South African President Nelson Mandela's new multiracial government says it intends to protect South Africa's national parks as part of the world's ecological heritage, but at the same time it has made it clear that the parks must do more to include the previously ignored peoples who live on their boundaries.
Nowhere is this problem more acute than along Kruger Park's western edge, where hundreds of thousands of blacks are still crammed into the impoverished former "homelands" of Lebowa, Gazankulu, and Venda. According to Elizabeth Mhlongo, head of the park's newly created department of social ecology, Kruger Park now has to coordinate with more than 100 tribal communities that speak four languages and number from 3,000 to 15,000 people each.
Most tribes have memories of access to hunting and grazing in current park lands, and few see much point in leaving scarce land - even marginal scrub - for wild animals. Politically, the black communities are closer to South Africa's new rulers than the white elites that built and - to a large extent - still maintain Kruger Park. The reserve's long-term security depends on persuading blacks to change their minds. This is where the social ecology department comes in.
"Looking at Kruger Park and where it was historically and in relation to the community, this job wasn't easy," says Ms. Mhlongo, a black sociologist who first set foot in the park for her job interview two years ago.
"Starting off, a lot of people were hostile. They lost a lot of their livestock and their land in the formation of the park and for years there was no communication with the park authorities."
With a handful of assistants, Mhlongo set about making tribal communities along the park more aware of their stolen natural heritage and devising plans to help them benefit from the park.
The park is currently pursuing a long-term plan to purchase all its fresh produce from local communities rather than commercial farms, and Mhlongo also hopes to interest tourists in cultural performances by local peoples and visits to reconstructed traditional villages.
Already, the Parks Board has organized the local artists who used to sell curios and carvings along the Numbi approach road into a cooperative, and offered them further training in techniques like weaving and bronze casting.
Mhlongo says that as contacts increase, hostile feelings are beginning to abate. "People are beginning to learn that the Kruger Park is not the Kruger Park of the past," she says.
The gradual darkening of the National Parks Board's face has helped. Two years ago, only 10 percent of those filling the board's top four grades were nonwhite.

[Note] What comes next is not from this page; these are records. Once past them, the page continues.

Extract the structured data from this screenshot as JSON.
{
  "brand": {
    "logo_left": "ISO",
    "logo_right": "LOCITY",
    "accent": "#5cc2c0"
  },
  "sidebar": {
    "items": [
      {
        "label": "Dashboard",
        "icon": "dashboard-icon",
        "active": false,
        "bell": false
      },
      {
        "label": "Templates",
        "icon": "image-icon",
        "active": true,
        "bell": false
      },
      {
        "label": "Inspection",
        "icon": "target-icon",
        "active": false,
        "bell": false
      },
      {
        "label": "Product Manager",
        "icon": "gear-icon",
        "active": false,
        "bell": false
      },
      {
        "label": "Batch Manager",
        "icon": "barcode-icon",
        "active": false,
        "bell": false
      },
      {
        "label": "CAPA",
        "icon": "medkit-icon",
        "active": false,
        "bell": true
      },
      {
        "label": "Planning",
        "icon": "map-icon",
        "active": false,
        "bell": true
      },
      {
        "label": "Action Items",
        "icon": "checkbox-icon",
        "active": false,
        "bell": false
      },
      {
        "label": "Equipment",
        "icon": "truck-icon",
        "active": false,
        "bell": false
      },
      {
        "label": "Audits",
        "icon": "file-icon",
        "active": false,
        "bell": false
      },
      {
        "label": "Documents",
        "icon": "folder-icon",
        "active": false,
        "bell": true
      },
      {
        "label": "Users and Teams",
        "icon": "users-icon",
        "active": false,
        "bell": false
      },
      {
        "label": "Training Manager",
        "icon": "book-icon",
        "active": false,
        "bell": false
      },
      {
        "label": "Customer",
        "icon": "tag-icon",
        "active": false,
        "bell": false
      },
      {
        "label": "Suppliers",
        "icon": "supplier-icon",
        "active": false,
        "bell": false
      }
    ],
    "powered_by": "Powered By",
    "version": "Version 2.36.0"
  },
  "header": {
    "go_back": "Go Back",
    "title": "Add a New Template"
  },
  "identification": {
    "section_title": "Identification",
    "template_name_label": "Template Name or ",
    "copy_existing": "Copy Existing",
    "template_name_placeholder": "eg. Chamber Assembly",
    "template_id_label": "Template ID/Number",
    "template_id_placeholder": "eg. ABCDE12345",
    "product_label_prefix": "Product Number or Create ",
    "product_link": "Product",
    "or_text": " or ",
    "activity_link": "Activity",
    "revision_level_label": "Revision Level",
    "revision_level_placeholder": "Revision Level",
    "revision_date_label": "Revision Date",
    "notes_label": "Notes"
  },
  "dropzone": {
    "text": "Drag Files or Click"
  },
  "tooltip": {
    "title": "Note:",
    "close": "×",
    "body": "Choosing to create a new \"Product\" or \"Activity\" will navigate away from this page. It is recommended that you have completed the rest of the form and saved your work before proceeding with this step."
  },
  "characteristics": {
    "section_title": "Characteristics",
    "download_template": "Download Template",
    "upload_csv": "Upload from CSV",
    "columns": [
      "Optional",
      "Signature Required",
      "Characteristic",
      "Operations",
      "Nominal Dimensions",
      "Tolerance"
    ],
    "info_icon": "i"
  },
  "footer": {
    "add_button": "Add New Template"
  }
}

Today, says Parks Board spokesman Thys Steyn, 70 percent of those in management jobs are black.
Rather than feeding off the park's spin-off benefits, a small number of black communities are now trying to get directly involved in the wildlife tourism business themselves.
Leading the way are the above-mentioned Maluleke people who, in a ground-breaking departure, have signed a deal with Kruger Park for joint management of their ancestral lands in Pafuri.
According to Livingstone Makuleke, the tribe decided that it will abandon its right to resettle and graze the land. Instead, it plans to set up two luxury game lodges and build a cultural museum based on a replica of the original chief's kraal (compound), beneath the baobab tree.
Tribe members (Maluleke estimates that 11,000 now live at nearby Saselamani, where the community was relocated in 1969) will have access to their ancestors' graves - held sacred in most African cultures. The money raised for tourism will be used to improve education, health, and community facilities.
The plan is based on hard-headed commercial realities. Farther south, in places like Timbavati and Sabie Sands, dozens of white ranch owners have pooled their agriculturally marginal land to form private conservancies dotted with profitable game lodges.
Some, like world-famous Londolozi and Mala Mala, can charge more than 3,000 rand ($500) a night for luxury accommodation and game drives led by expert trackers and rangers.
In the new South Africa, the black communities whose lands adjoin the park are beginning to realize that they too are free to get in on the act.